An Association of Realtors Research Group Profile of Home Staging study revealed 81% of buyers’ agents believe staging contributes to buyers more readily envisioning the space as a future residence. The same report found 77% of buyer’s agents reported photos were more important to clients, while 74 reported videos were important. A year before the pandemic, a 2019 report found virtual staging able to cut staging costs 97%.
Saving cost, time
Virtual staging enables prospective buyers — most of whom launch their searches online – to begin to comprehend the home’s interior appeal by viewing photographs. Another benefit is being able to stage rapidly.
Companies specializing in virtual staging have the ability to deliver their product within 24 hours, if not sooner. As noted, virtual staging can also deliver immense cost savings. And according to some experts, virtual and actual staging can yield approximately the same or similar beneficial outcomes.
Among particularly stellar examples of virtual staging, Penthouses A and B at 250 East 21st Street in New York City’s Lower Manhattan stand out.
The pieces de resistance of the new, 13-story, 54-unit property in central Gramercy, the three-bedroom penthouses are priced at $5.99 million and $6.5 million respectively.
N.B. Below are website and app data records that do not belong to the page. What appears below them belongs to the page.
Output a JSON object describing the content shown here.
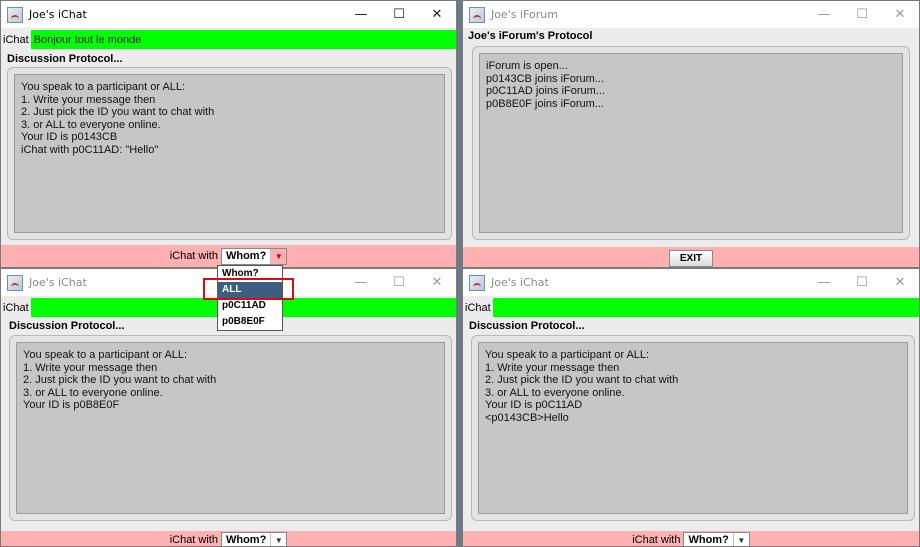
{
  "colors": {
    "input_bg": "#00ff00",
    "bottom_bar": "#ffb0b0",
    "selected_option": "#3d5e82",
    "highlight": "#d01010"
  },
  "icons": {
    "app": "java-coffee-icon",
    "minimize": "minimize-icon",
    "maximize": "maximize-icon",
    "close": "close-icon"
  },
  "controls": {
    "minimize": "—",
    "maximize": "☐",
    "close": "✕"
  },
  "windows": {
    "chat1": {
      "title": "Joe's iChat",
      "input_label": "iChat",
      "input_value": "Bonjour tout le monde",
      "protocol_label": "Discussion Protocol...",
      "protocol_text": "You speak to a participant or ALL:\n1. Write your message then\n2. Just pick the ID you want to chat with\n3. or ALL to everyone online.\nYour ID is p0143CB\niChat with p0C11AD: \"Hello\"",
      "chat_with_label": "iChat with",
      "combo_value": "Whom?"
    },
    "forum": {
      "title": "Joe's iForum",
      "protocol_label": "Joe's iForum's Protocol",
      "protocol_text": "iForum is open...\np0143CB joins iForum...\np0C11AD joins iForum...\np0B8E0F joins iForum...",
      "exit_label": "EXIT"
    },
    "chat2": {
      "title": "Joe's iChat",
      "input_label": "iChat",
      "input_value": "",
      "protocol_label": "Discussion Protocol...",
      "protocol_text": "You speak to a participant or ALL:\n1. Write your message then\n2. Just pick the ID you want to chat with\n3. or ALL to everyone online.\nYour ID is p0B8E0F",
      "chat_with_label": "iChat with",
      "combo_value": "Whom?"
    },
    "chat3": {
      "title": "Joe's iChat",
      "input_label": "iChat",
      "input_value": "",
      "protocol_label": "Discussion Protocol...",
      "protocol_text": "You speak to a participant or ALL:\n1. Write your message then\n2. Just pick the ID you want to chat with\n3. or ALL to everyone online.\nYour ID is p0C11AD\n<p0143CB>Hello",
      "chat_with_label": "iChat with",
      "combo_value": "Whom?"
    }
  },
  "dropdown": {
    "options": [
      "Whom?",
      "ALL",
      "p0C11AD",
      "p0B8E0F"
    ],
    "selected": "ALL"
  }
}
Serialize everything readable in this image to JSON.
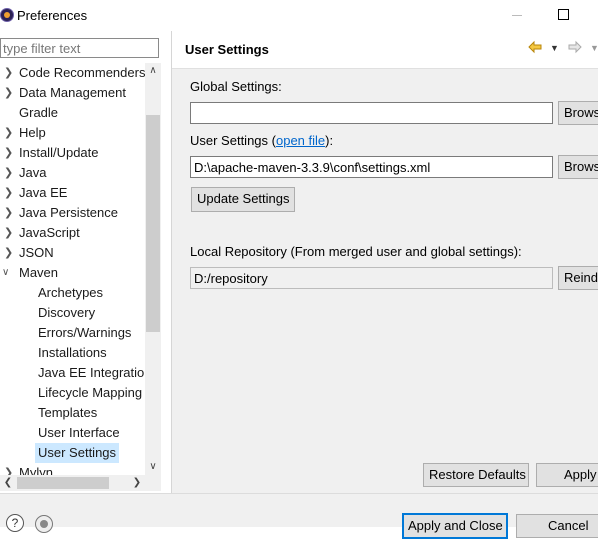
{
  "window": {
    "title": "Preferences"
  },
  "filter": {
    "placeholder": "type filter text"
  },
  "tree": {
    "items": [
      {
        "label": "Code Recommenders",
        "expandable": true
      },
      {
        "label": "Data Management",
        "expandable": true
      },
      {
        "label": "Gradle",
        "expandable": false
      },
      {
        "label": "Help",
        "expandable": true
      },
      {
        "label": "Install/Update",
        "expandable": true
      },
      {
        "label": "Java",
        "expandable": true
      },
      {
        "label": "Java EE",
        "expandable": true
      },
      {
        "label": "Java Persistence",
        "expandable": true
      },
      {
        "label": "JavaScript",
        "expandable": true
      },
      {
        "label": "JSON",
        "expandable": true
      },
      {
        "label": "Maven",
        "expanded": true
      },
      {
        "label": "Archetypes",
        "child": true
      },
      {
        "label": "Discovery",
        "child": true
      },
      {
        "label": "Errors/Warnings",
        "child": true
      },
      {
        "label": "Installations",
        "child": true
      },
      {
        "label": "Java EE Integration",
        "child": true
      },
      {
        "label": "Lifecycle Mapping",
        "child": true
      },
      {
        "label": "Templates",
        "child": true
      },
      {
        "label": "User Interface",
        "child": true
      },
      {
        "label": "User Settings",
        "child": true,
        "selected": true
      },
      {
        "label": "Mylyn",
        "expandable": true
      }
    ]
  },
  "page": {
    "title": "User Settings",
    "global_settings_label": "Global Settings:",
    "global_settings_value": "",
    "browse_label": "Browse...",
    "user_settings_label": "User Settings (",
    "open_file_link": "open file",
    "user_settings_label_end": "):",
    "user_settings_value": "D:\\apache-maven-3.3.9\\conf\\settings.xml",
    "update_settings_button": "Update Settings",
    "local_repo_label": "Local Repository (From merged user and global settings):",
    "local_repo_value": "D:/repository",
    "reindex_button": "Reindex",
    "restore_defaults_button": "Restore Defaults",
    "apply_button": "Apply"
  },
  "bottom": {
    "help_icon": "?",
    "apply_close_button": "Apply and Close",
    "cancel_button": "Cancel"
  },
  "colors": {
    "selection": "#cce8ff",
    "accent": "#0078d7",
    "link": "#0066cc"
  }
}
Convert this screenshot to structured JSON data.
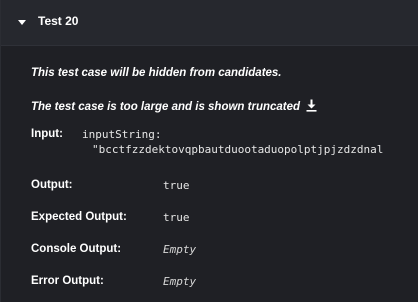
{
  "test_case": {
    "title": "Test 20",
    "hidden_note": "This test case will be hidden from candidates.",
    "truncated_note": "The test case is too large and is shown truncated",
    "input": {
      "label": "Input:",
      "param": "inputString:",
      "value": "\"bcctfzzdektovqpbautduootaduopolptjpjzdzdnal"
    },
    "output": {
      "label": "Output:",
      "value": "true"
    },
    "expected_output": {
      "label": "Expected Output:",
      "value": "true"
    },
    "console_output": {
      "label": "Console Output:",
      "value": "Empty"
    },
    "error_output": {
      "label": "Error Output:",
      "value": "Empty"
    }
  },
  "icons": {
    "collapse": "chevron-down-icon",
    "download": "download-icon"
  },
  "colors": {
    "background": "#1f2025",
    "header_background": "#26282e",
    "text": "#ffffff"
  }
}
Each has been virtually staged by leading staging company Spotless Agency, sparking the numerous inquiries the properties have garnered since the images went live.
“At 250 East 21st Street in Gramercy, we recommended that the developers utilize virtual staging for select remaining residences because it saved time and money, and ultimately achieved the same results as real-life staging,” says John Gomes, of The Eklund | Gomes Team at Douglas Elliman, leading the sales efforts. “The strategy proved effective and we sold several residences quickly as well as had plenty of in-person visits since the virtually staged photos were listed. We plan to continue to market homes virtually and fully furnished, as both can deliver the same results.”
Meantime, also in Manhattan, a unit at the Upper West Side condo building The Astor also profited from the virtual staging approach. The four-bedroom Residence 1120, priced at $6.75 million, was virtually staged by the sales team, helping prospective buyers who were unable to visit in person to visualize the design of the space. “Virtual staging is a creative asset that helps inspire prospective buyers’ imaginations, and transform our beautiful blank canvases into a real home,” says Katherine Gauthier of Douglas Elliman, who along with Michael Kafka, Will Rivera and Kyle Egan is spearheading building sales.
Additional examples of creative virtual staging include 200 East 59th Street in Manhattan, which leverages virtual staging to spotlight approximately a dozen different units. These include Penthouse 33/34, a 7,848-square-foot combo triplex at the building’s pinnacle, enabling would-be buyers to gaze at varied views of the layouts.
Virtual staging is also at work in Boston, where the new development The Parker has showcased to prospective buyers a number of units offering different floorplans, illustrating how residences can be designed and furnished.
It’s Gauthier who best and most succinctly summarizes the benefits of virtual staging. “In real estate, virtual staging isn’t just a useful sales tool,” she says. “It’s the bridge between a listing’s potential and buyers envisioning their future.”